*Data to use:*
•••

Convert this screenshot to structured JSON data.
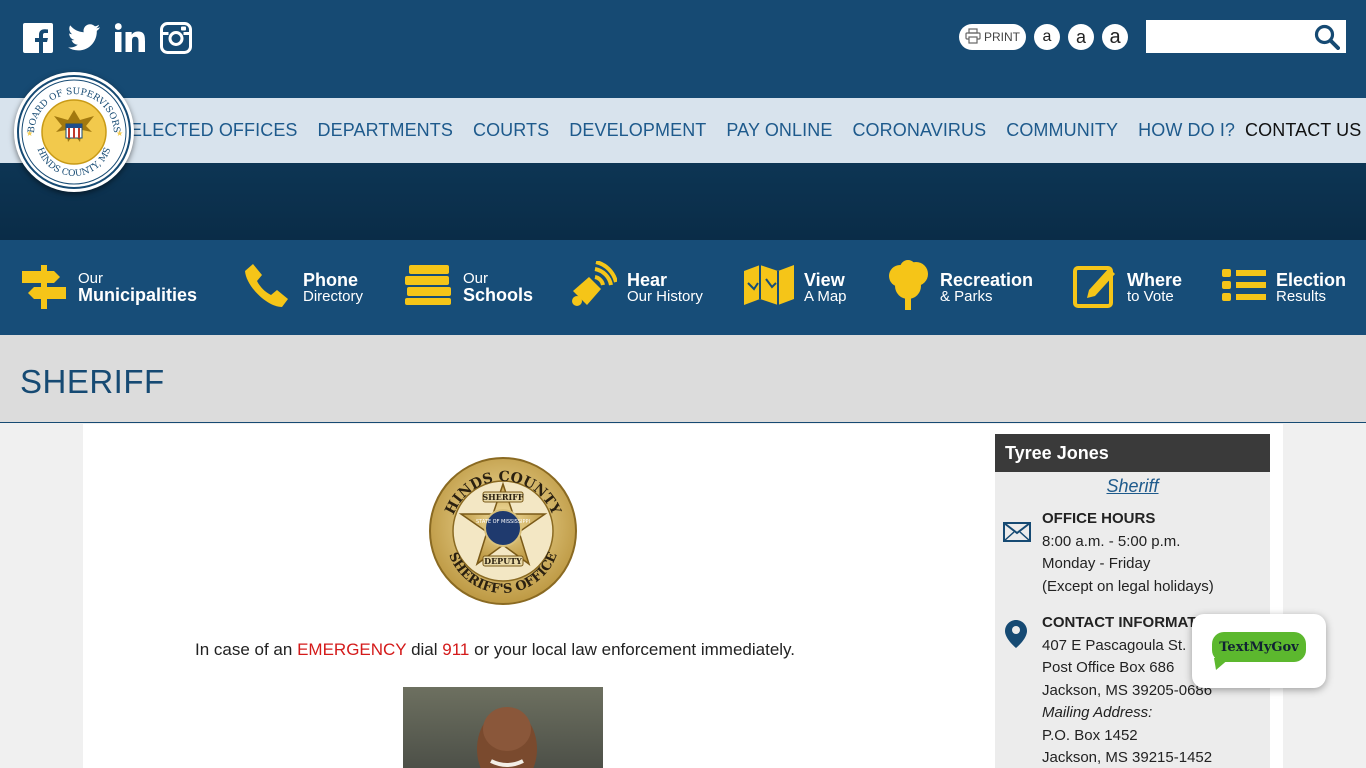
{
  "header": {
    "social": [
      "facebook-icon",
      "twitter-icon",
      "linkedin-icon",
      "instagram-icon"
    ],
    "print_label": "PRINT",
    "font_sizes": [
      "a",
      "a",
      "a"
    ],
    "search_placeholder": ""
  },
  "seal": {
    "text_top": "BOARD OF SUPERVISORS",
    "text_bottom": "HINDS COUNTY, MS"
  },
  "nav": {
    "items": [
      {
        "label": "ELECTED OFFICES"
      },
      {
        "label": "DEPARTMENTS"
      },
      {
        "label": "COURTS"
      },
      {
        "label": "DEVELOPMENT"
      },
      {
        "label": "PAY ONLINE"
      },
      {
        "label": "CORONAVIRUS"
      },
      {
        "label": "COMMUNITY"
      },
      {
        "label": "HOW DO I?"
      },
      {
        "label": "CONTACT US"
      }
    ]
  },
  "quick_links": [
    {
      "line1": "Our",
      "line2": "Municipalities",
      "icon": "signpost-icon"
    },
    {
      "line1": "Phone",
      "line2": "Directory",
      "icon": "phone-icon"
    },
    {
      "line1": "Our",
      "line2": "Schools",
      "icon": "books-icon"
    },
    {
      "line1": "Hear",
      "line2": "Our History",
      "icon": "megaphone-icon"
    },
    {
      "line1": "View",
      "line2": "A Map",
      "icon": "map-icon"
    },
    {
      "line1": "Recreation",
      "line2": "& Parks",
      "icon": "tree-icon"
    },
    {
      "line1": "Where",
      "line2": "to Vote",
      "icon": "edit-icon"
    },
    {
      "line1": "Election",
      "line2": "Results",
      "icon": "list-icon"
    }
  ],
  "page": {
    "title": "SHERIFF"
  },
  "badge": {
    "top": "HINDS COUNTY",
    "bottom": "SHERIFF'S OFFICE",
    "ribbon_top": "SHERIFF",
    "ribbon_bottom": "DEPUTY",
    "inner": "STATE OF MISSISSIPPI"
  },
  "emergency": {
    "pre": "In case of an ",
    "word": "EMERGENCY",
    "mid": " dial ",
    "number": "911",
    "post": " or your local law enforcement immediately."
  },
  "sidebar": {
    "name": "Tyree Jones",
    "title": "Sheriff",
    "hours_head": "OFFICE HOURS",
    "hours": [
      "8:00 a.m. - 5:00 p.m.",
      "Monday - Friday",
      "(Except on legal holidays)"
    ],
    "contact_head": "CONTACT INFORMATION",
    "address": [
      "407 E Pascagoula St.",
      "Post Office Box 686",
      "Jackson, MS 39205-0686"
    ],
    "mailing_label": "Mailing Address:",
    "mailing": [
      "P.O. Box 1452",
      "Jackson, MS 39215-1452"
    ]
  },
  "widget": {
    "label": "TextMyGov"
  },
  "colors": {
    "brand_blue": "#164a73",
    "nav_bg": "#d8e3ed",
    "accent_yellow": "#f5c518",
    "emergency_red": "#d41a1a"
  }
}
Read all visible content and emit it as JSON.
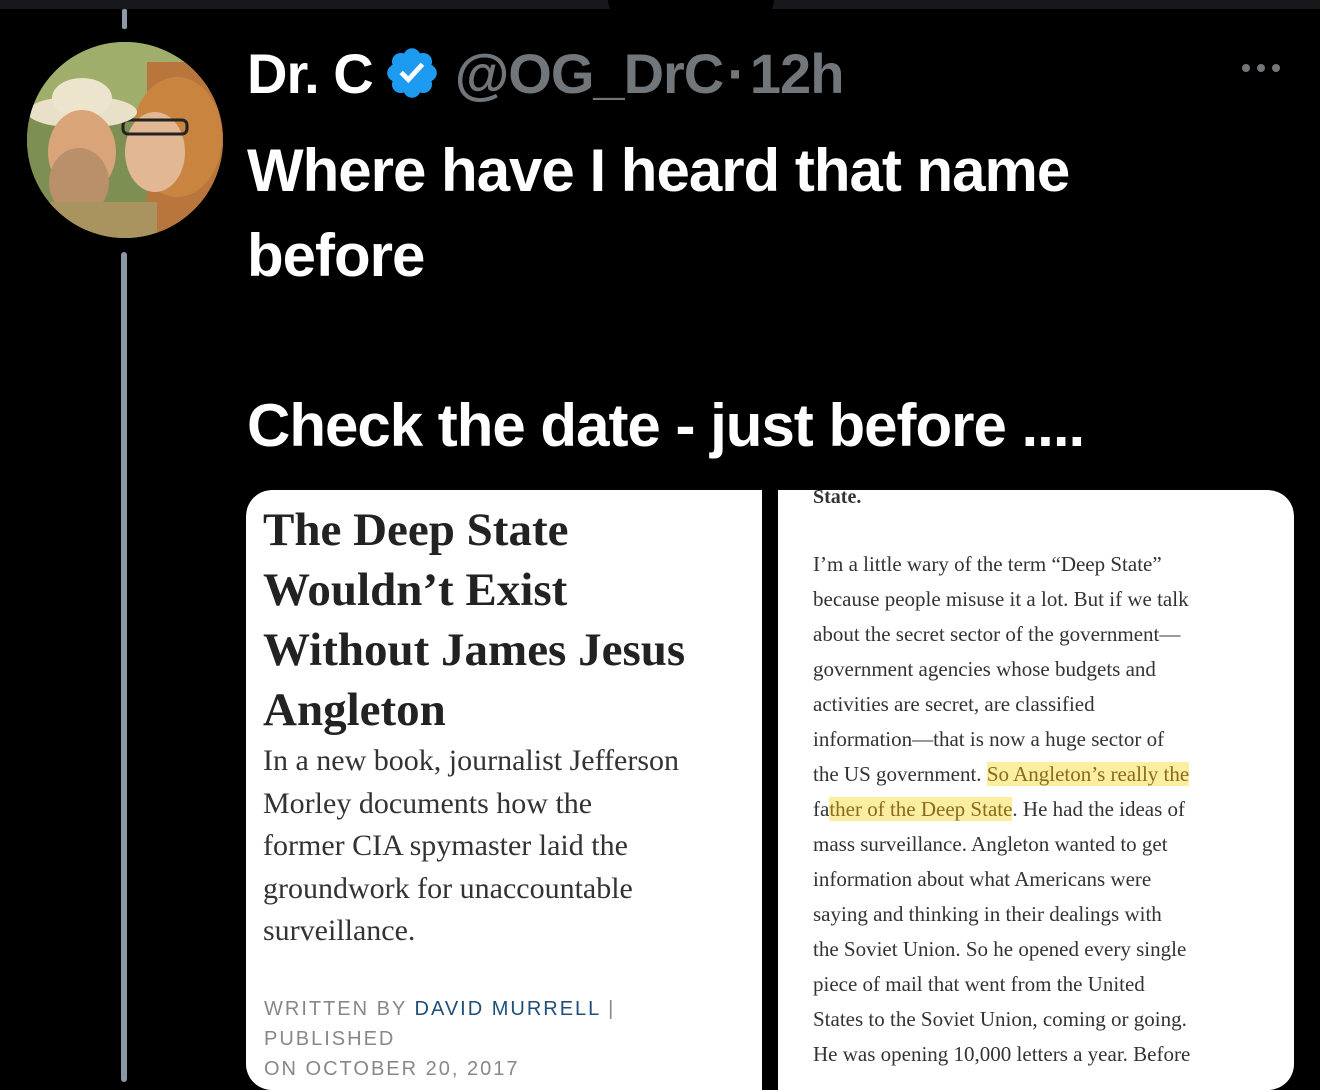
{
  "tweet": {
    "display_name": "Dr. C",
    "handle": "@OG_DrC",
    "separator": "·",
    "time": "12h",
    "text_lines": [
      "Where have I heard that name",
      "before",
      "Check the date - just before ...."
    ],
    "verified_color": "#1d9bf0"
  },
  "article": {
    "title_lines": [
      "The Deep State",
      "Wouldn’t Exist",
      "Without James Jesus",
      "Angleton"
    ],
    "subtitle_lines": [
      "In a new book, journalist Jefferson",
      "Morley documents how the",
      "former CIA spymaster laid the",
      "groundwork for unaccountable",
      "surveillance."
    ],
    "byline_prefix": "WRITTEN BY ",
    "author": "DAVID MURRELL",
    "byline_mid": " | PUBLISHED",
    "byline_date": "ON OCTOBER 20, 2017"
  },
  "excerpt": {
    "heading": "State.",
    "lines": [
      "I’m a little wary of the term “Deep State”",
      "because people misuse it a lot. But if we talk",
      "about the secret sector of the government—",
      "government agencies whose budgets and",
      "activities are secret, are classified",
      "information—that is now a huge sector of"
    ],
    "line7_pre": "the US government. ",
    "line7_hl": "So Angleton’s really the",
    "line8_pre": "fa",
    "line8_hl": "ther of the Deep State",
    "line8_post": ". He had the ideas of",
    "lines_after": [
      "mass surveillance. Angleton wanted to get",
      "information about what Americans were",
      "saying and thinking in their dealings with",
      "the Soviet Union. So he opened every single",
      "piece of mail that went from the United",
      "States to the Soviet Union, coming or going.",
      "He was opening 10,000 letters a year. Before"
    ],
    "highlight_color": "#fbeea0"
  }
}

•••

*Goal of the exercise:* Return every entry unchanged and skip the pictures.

*Solution below:*
Convert this screenshot to structured JSON data.
{
  "header": {
    "social": [
      "facebook-icon",
      "twitter-icon",
      "linkedin-icon",
      "instagram-icon"
    ],
    "print_label": "PRINT",
    "font_sizes": [
      "a",
      "a",
      "a"
    ],
    "search_placeholder": ""
  },
  "seal": {
    "text_top": "BOARD OF SUPERVISORS",
    "text_bottom": "HINDS COUNTY, MS"
  },
  "nav": {
    "items": [
      {
        "label": "ELECTED OFFICES"
      },
      {
        "label": "DEPARTMENTS"
      },
      {
        "label": "COURTS"
      },
      {
        "label": "DEVELOPMENT"
      },
      {
        "label": "PAY ONLINE"
      },
      {
        "label": "CORONAVIRUS"
      },
      {
        "label": "COMMUNITY"
      },
      {
        "label": "HOW DO I?"
      },
      {
        "label": "CONTACT US"
      }
    ]
  },
  "quick_links": [
    {
      "line1": "Our",
      "line2": "Municipalities",
      "icon": "signpost-icon"
    },
    {
      "line1": "Phone",
      "line2": "Directory",
      "icon": "phone-icon"
    },
    {
      "line1": "Our",
      "line2": "Schools",
      "icon": "books-icon"
    },
    {
      "line1": "Hear",
      "line2": "Our History",
      "icon": "megaphone-icon"
    },
    {
      "line1": "View",
      "line2": "A Map",
      "icon": "map-icon"
    },
    {
      "line1": "Recreation",
      "line2": "& Parks",
      "icon": "tree-icon"
    },
    {
      "line1": "Where",
      "line2": "to Vote",
      "icon": "edit-icon"
    },
    {
      "line1": "Election",
      "line2": "Results",
      "icon": "list-icon"
    }
  ],
  "page": {
    "title": "SHERIFF"
  },
  "badge": {
    "top": "HINDS COUNTY",
    "bottom": "SHERIFF'S OFFICE",
    "ribbon_top": "SHERIFF",
    "ribbon_bottom": "DEPUTY",
    "inner": "STATE OF MISSISSIPPI"
  },
  "emergency": {
    "pre": "In case of an ",
    "word": "EMERGENCY",
    "mid": " dial ",
    "number": "911",
    "post": " or your local law enforcement immediately."
  },
  "sidebar": {
    "name": "Tyree Jones",
    "title": "Sheriff",
    "hours_head": "OFFICE HOURS",
    "hours": [
      "8:00 a.m. - 5:00 p.m.",
      "Monday - Friday",
      "(Except on legal holidays)"
    ],
    "contact_head": "CONTACT INFORMATION",
    "address": [
      "407 E Pascagoula St.",
      "Post Office Box 686",
      "Jackson, MS 39205-0686"
    ],
    "mailing_label": "Mailing Address:",
    "mailing": [
      "P.O. Box 1452",
      "Jackson, MS 39215-1452"
    ]
  },
  "widget": {
    "label": "TextMyGov"
  },
  "colors": {
    "brand_blue": "#164a73",
    "nav_bg": "#d8e3ed",
    "accent_yellow": "#f5c518",
    "emergency_red": "#d41a1a"
  }
}
Read all visible content and emit it as JSON.
{
  "tweet": {
    "display_name": "Dr. C",
    "handle": "@OG_DrC",
    "separator": "·",
    "time": "12h",
    "text_lines": [
      "Where have I heard that name",
      "before",
      "Check the date - just before ...."
    ],
    "verified_color": "#1d9bf0"
  },
  "article": {
    "title_lines": [
      "The Deep State",
      "Wouldn’t Exist",
      "Without James Jesus",
      "Angleton"
    ],
    "subtitle_lines": [
      "In a new book, journalist Jefferson",
      "Morley documents how the",
      "former CIA spymaster laid the",
      "groundwork for unaccountable",
      "surveillance."
    ],
    "byline_prefix": "WRITTEN BY ",
    "author": "DAVID MURRELL",
    "byline_mid": " | PUBLISHED",
    "byline_date": "ON OCTOBER 20, 2017"
  },
  "excerpt": {
    "heading": "State.",
    "lines": [
      "I’m a little wary of the term “Deep State”",
      "because people misuse it a lot. But if we talk",
      "about the secret sector of the government—",
      "government agencies whose budgets and",
      "activities are secret, are classified",
      "information—that is now a huge sector of"
    ],
    "line7_pre": "the US government. ",
    "line7_hl": "So Angleton’s really the",
    "line8_pre": "fa",
    "line8_hl": "ther of the Deep State",
    "line8_post": ". He had the ideas of",
    "lines_after": [
      "mass surveillance. Angleton wanted to get",
      "information about what Americans were",
      "saying and thinking in their dealings with",
      "the Soviet Union. So he opened every single",
      "piece of mail that went from the United",
      "States to the Soviet Union, coming or going.",
      "He was opening 10,000 letters a year. Before"
    ],
    "highlight_color": "#fbeea0"
  }
}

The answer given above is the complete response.